(Beginning of Input for this task)

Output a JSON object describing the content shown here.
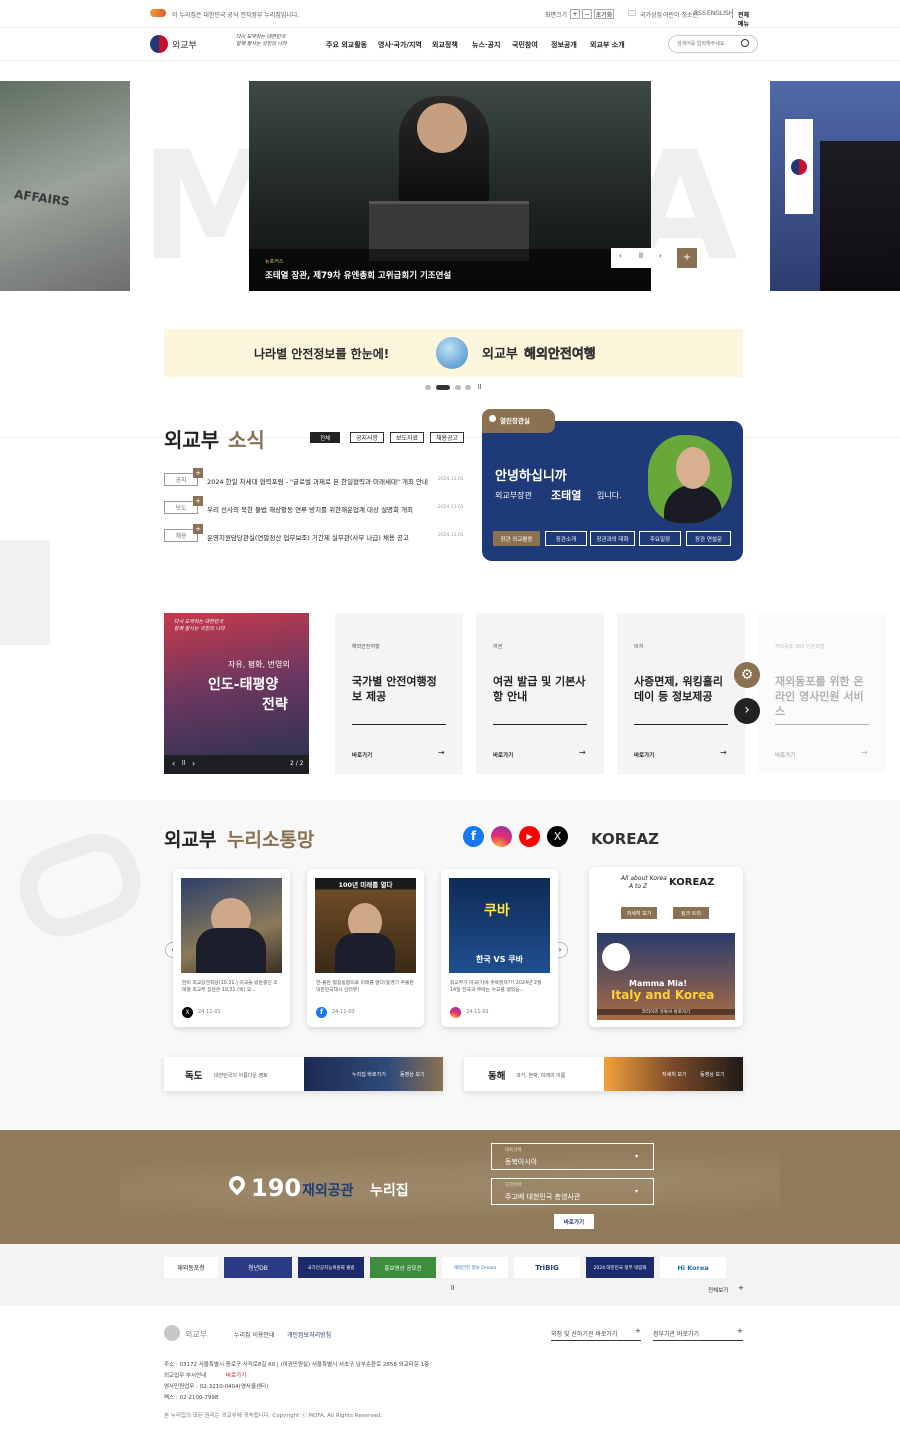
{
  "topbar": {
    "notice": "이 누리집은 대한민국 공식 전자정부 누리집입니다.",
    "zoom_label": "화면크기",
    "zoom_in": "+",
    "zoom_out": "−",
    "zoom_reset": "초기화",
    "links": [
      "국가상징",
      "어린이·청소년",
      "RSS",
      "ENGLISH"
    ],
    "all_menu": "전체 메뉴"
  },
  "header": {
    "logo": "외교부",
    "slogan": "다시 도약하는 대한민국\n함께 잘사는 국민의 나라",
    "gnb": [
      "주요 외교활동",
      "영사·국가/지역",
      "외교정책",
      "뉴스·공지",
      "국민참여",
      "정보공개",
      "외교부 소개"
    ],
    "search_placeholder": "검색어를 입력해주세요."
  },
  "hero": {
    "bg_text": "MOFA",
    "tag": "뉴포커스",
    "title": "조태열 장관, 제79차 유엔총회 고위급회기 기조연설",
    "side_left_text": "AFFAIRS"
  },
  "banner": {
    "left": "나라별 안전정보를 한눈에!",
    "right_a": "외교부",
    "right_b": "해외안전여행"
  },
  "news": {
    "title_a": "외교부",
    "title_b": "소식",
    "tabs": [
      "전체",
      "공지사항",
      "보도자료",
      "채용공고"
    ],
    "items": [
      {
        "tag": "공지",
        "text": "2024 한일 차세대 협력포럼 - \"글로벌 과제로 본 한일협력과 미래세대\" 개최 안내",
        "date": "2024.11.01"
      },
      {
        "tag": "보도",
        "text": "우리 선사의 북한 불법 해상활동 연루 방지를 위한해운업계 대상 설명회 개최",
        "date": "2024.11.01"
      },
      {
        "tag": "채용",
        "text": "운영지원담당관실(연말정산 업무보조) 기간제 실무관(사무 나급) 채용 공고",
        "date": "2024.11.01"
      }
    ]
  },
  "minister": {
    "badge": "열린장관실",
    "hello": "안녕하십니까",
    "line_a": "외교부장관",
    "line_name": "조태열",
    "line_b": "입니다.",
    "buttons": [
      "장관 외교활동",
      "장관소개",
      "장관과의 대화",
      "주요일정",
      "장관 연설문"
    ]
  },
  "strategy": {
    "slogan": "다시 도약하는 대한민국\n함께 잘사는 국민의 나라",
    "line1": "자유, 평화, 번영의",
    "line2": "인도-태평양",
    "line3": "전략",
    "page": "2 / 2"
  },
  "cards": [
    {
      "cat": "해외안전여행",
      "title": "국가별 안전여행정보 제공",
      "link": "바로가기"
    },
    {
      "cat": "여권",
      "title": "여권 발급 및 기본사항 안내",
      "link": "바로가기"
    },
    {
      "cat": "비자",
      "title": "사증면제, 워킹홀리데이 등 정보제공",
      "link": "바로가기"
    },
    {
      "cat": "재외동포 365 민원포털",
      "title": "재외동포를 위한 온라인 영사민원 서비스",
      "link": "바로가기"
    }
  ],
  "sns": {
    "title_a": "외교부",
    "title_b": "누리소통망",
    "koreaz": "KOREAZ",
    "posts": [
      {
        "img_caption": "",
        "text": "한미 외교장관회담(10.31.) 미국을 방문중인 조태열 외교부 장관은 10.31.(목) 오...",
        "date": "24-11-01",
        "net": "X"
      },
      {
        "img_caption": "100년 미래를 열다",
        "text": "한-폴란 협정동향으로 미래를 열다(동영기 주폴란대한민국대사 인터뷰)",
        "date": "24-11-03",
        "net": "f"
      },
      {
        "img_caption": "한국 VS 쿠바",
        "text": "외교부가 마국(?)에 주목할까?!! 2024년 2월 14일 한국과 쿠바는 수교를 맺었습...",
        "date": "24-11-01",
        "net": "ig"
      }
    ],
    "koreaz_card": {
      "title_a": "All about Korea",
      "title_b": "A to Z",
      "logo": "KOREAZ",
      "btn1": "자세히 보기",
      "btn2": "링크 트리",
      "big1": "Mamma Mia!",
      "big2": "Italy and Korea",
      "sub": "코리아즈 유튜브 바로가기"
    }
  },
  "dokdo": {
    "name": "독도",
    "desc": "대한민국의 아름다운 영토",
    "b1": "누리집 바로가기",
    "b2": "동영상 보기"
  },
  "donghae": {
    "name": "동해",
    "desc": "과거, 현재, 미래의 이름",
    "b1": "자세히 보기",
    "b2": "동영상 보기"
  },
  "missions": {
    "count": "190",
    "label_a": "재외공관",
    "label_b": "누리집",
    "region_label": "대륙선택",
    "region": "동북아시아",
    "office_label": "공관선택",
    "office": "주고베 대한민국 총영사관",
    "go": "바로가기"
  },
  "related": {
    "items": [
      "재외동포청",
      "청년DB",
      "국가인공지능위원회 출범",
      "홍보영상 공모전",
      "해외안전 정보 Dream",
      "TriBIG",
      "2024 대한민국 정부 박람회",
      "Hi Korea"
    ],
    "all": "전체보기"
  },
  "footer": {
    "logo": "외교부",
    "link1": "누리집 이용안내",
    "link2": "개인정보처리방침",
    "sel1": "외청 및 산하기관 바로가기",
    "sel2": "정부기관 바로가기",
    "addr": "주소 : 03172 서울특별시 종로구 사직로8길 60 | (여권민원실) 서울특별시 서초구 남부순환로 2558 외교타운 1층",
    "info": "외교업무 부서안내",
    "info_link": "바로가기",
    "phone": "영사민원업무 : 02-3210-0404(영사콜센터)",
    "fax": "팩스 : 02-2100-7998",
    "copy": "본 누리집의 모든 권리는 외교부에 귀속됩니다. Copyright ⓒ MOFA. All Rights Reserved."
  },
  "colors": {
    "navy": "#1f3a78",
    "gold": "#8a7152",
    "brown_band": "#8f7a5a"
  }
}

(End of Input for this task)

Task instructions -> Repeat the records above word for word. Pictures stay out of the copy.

Written solution ->
Output a JSON object describing the content shown here.
{
  "topbar": {
    "notice": "이 누리집은 대한민국 공식 전자정부 누리집입니다.",
    "zoom_label": "화면크기",
    "zoom_in": "+",
    "zoom_out": "−",
    "zoom_reset": "초기화",
    "links": [
      "국가상징",
      "어린이·청소년",
      "RSS",
      "ENGLISH"
    ],
    "all_menu": "전체 메뉴"
  },
  "header": {
    "logo": "외교부",
    "slogan": "다시 도약하는 대한민국\n함께 잘사는 국민의 나라",
    "gnb": [
      "주요 외교활동",
      "영사·국가/지역",
      "외교정책",
      "뉴스·공지",
      "국민참여",
      "정보공개",
      "외교부 소개"
    ],
    "search_placeholder": "검색어를 입력해주세요."
  },
  "hero": {
    "bg_text": "MOFA",
    "tag": "뉴포커스",
    "title": "조태열 장관, 제79차 유엔총회 고위급회기 기조연설",
    "side_left_text": "AFFAIRS"
  },
  "banner": {
    "left": "나라별 안전정보를 한눈에!",
    "right_a": "외교부",
    "right_b": "해외안전여행"
  },
  "news": {
    "title_a": "외교부",
    "title_b": "소식",
    "tabs": [
      "전체",
      "공지사항",
      "보도자료",
      "채용공고"
    ],
    "items": [
      {
        "tag": "공지",
        "text": "2024 한일 차세대 협력포럼 - \"글로벌 과제로 본 한일협력과 미래세대\" 개최 안내",
        "date": "2024.11.01"
      },
      {
        "tag": "보도",
        "text": "우리 선사의 북한 불법 해상활동 연루 방지를 위한해운업계 대상 설명회 개최",
        "date": "2024.11.01"
      },
      {
        "tag": "채용",
        "text": "운영지원담당관실(연말정산 업무보조) 기간제 실무관(사무 나급) 채용 공고",
        "date": "2024.11.01"
      }
    ]
  },
  "minister": {
    "badge": "열린장관실",
    "hello": "안녕하십니까",
    "line_a": "외교부장관",
    "line_name": "조태열",
    "line_b": "입니다.",
    "buttons": [
      "장관 외교활동",
      "장관소개",
      "장관과의 대화",
      "주요일정",
      "장관 연설문"
    ]
  },
  "strategy": {
    "slogan": "다시 도약하는 대한민국\n함께 잘사는 국민의 나라",
    "line1": "자유, 평화, 번영의",
    "line2": "인도-태평양",
    "line3": "전략",
    "page": "2 / 2"
  },
  "cards": [
    {
      "cat": "해외안전여행",
      "title": "국가별 안전여행정보 제공",
      "link": "바로가기"
    },
    {
      "cat": "여권",
      "title": "여권 발급 및 기본사항 안내",
      "link": "바로가기"
    },
    {
      "cat": "비자",
      "title": "사증면제, 워킹홀리데이 등 정보제공",
      "link": "바로가기"
    },
    {
      "cat": "재외동포 365 민원포털",
      "title": "재외동포를 위한 온라인 영사민원 서비스",
      "link": "바로가기"
    }
  ],
  "sns": {
    "title_a": "외교부",
    "title_b": "누리소통망",
    "koreaz": "KOREAZ",
    "posts": [
      {
        "img_caption": "",
        "text": "한미 외교장관회담(10.31.) 미국을 방문중인 조태열 외교부 장관은 10.31.(목) 오...",
        "date": "24-11-01",
        "net": "X"
      },
      {
        "img_caption": "100년 미래를 열다",
        "text": "한-폴란 협정동향으로 미래를 열다(동영기 주폴란대한민국대사 인터뷰)",
        "date": "24-11-03",
        "net": "f"
      },
      {
        "img_caption": "한국 VS 쿠바",
        "text": "외교부가 마국(?)에 주목할까?!! 2024년 2월 14일 한국과 쿠바는 수교를 맺었습...",
        "date": "24-11-01",
        "net": "ig"
      }
    ],
    "koreaz_card": {
      "title_a": "All about Korea",
      "title_b": "A to Z",
      "logo": "KOREAZ",
      "btn1": "자세히 보기",
      "btn2": "링크 트리",
      "big1": "Mamma Mia!",
      "big2": "Italy and Korea",
      "sub": "코리아즈 유튜브 바로가기"
    }
  },
  "dokdo": {
    "name": "독도",
    "desc": "대한민국의 아름다운 영토",
    "b1": "누리집 바로가기",
    "b2": "동영상 보기"
  },
  "donghae": {
    "name": "동해",
    "desc": "과거, 현재, 미래의 이름",
    "b1": "자세히 보기",
    "b2": "동영상 보기"
  },
  "missions": {
    "count": "190",
    "label_a": "재외공관",
    "label_b": "누리집",
    "region_label": "대륙선택",
    "region": "동북아시아",
    "office_label": "공관선택",
    "office": "주고베 대한민국 총영사관",
    "go": "바로가기"
  },
  "related": {
    "items": [
      "재외동포청",
      "청년DB",
      "국가인공지능위원회 출범",
      "홍보영상 공모전",
      "해외안전 정보 Dream",
      "TriBIG",
      "2024 대한민국 정부 박람회",
      "Hi Korea"
    ],
    "all": "전체보기"
  },
  "footer": {
    "logo": "외교부",
    "link1": "누리집 이용안내",
    "link2": "개인정보처리방침",
    "sel1": "외청 및 산하기관 바로가기",
    "sel2": "정부기관 바로가기",
    "addr": "주소 : 03172 서울특별시 종로구 사직로8길 60 | (여권민원실) 서울특별시 서초구 남부순환로 2558 외교타운 1층",
    "info": "외교업무 부서안내",
    "info_link": "바로가기",
    "phone": "영사민원업무 : 02-3210-0404(영사콜센터)",
    "fax": "팩스 : 02-2100-7998",
    "copy": "본 누리집의 모든 권리는 외교부에 귀속됩니다. Copyright ⓒ MOFA. All Rights Reserved."
  },
  "colors": {
    "navy": "#1f3a78",
    "gold": "#8a7152",
    "brown_band": "#8f7a5a"
  }
}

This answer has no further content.